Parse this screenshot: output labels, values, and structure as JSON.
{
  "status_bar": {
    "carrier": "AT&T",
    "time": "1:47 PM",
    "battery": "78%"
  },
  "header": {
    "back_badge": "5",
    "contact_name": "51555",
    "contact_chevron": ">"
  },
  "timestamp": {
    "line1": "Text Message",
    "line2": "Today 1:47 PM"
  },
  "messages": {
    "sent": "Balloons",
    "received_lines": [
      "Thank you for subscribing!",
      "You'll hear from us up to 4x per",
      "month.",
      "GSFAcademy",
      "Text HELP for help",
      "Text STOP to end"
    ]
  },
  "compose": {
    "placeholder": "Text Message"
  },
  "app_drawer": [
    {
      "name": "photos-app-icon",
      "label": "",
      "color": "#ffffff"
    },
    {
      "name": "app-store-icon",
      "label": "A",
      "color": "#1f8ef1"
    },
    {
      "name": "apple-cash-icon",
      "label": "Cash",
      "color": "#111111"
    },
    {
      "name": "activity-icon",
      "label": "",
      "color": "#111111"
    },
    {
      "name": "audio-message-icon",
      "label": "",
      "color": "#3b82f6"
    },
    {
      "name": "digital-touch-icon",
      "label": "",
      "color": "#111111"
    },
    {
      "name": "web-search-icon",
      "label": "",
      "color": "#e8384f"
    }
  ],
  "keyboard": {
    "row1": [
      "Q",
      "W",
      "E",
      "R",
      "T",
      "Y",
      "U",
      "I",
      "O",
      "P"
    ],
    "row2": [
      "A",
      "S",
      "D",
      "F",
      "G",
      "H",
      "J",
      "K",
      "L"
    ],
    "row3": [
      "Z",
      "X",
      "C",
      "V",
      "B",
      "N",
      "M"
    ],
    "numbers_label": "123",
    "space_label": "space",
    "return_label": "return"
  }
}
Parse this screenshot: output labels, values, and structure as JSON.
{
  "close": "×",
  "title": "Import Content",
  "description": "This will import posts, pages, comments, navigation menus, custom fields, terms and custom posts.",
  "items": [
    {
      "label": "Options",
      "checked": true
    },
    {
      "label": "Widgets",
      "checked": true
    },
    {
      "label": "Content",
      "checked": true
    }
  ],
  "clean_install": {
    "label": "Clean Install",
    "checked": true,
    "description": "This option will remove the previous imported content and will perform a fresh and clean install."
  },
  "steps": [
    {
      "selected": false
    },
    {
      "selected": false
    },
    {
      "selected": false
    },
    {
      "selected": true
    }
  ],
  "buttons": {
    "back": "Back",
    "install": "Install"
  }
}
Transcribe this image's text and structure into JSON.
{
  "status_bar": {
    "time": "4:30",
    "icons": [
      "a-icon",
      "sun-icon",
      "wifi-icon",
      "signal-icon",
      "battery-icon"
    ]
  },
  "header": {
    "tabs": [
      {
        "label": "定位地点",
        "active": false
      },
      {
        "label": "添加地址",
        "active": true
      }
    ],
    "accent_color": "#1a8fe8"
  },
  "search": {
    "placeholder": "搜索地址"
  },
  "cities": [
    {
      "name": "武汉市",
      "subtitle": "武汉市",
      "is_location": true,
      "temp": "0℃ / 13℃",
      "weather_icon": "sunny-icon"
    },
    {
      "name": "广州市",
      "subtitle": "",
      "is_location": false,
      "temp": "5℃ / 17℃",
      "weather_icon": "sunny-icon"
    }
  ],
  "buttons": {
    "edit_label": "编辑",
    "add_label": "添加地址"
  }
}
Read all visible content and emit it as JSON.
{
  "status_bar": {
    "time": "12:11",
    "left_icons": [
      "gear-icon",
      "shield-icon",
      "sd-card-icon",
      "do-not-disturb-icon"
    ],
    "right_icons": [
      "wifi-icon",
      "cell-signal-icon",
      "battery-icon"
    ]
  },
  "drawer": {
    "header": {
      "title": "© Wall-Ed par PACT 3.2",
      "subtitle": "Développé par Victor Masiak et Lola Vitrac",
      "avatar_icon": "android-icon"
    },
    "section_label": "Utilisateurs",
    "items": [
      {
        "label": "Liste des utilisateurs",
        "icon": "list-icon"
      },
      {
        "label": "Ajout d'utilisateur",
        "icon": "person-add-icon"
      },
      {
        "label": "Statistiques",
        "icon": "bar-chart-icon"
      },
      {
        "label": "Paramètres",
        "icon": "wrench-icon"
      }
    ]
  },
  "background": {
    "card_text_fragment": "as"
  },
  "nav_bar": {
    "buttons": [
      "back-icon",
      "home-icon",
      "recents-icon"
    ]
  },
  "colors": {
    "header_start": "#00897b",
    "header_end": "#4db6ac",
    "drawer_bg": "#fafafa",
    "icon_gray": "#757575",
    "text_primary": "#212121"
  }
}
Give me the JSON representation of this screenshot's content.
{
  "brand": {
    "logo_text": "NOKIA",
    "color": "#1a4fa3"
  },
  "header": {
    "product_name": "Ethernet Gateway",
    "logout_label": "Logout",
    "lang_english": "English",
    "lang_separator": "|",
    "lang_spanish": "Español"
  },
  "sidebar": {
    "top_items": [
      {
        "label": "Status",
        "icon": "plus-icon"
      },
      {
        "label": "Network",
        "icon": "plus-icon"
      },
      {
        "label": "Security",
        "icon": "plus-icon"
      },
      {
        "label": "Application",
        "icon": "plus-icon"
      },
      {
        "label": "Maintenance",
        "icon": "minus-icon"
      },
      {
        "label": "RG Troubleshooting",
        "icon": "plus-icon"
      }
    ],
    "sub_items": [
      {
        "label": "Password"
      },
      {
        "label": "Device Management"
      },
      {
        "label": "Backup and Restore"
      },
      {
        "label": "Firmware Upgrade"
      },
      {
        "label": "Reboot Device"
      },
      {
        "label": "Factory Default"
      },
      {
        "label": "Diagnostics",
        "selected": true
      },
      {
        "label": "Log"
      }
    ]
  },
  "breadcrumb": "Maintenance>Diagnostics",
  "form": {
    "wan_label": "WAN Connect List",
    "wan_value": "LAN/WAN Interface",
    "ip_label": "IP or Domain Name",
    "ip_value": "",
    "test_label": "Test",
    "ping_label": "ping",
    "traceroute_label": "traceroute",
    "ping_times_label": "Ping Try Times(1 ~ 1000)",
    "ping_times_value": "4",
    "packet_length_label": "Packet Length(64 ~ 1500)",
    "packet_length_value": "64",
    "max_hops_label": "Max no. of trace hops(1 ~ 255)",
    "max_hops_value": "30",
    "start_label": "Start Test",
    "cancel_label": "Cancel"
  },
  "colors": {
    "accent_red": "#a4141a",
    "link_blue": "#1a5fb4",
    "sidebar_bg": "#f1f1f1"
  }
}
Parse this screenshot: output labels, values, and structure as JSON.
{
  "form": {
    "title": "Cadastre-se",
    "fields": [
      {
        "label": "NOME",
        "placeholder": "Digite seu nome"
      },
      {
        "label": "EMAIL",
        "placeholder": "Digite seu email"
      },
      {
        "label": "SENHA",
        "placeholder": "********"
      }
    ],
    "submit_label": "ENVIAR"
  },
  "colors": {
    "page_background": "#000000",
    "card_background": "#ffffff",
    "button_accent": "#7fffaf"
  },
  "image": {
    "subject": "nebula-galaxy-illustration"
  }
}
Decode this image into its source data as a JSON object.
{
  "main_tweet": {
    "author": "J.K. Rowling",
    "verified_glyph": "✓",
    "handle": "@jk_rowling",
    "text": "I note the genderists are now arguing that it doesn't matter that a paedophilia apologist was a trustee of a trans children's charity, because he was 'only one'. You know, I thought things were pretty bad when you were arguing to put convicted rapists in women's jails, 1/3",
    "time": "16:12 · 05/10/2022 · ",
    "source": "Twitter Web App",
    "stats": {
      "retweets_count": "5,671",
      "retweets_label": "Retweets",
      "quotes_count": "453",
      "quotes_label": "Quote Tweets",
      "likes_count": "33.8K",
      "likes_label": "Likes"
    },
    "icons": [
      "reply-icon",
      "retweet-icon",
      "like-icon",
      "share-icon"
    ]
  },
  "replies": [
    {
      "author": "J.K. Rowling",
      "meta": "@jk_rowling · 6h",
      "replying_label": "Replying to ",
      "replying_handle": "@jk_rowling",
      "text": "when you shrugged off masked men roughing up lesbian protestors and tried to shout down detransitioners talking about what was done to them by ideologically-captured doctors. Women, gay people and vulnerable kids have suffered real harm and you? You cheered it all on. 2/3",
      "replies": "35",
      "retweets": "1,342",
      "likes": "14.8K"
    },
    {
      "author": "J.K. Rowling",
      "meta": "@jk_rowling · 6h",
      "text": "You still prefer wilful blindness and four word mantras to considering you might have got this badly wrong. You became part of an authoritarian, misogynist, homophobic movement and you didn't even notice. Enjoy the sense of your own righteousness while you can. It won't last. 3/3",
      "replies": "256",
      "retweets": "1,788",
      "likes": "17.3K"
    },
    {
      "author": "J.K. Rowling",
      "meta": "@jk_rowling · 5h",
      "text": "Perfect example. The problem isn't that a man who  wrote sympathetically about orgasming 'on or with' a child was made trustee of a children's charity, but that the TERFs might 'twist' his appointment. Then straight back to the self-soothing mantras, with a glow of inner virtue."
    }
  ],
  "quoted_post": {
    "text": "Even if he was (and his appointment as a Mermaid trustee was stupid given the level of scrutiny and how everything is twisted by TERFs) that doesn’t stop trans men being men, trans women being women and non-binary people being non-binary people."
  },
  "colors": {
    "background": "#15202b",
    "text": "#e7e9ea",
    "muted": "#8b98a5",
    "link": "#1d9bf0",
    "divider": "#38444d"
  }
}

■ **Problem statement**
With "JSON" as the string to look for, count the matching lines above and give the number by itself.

■ **Task response**
7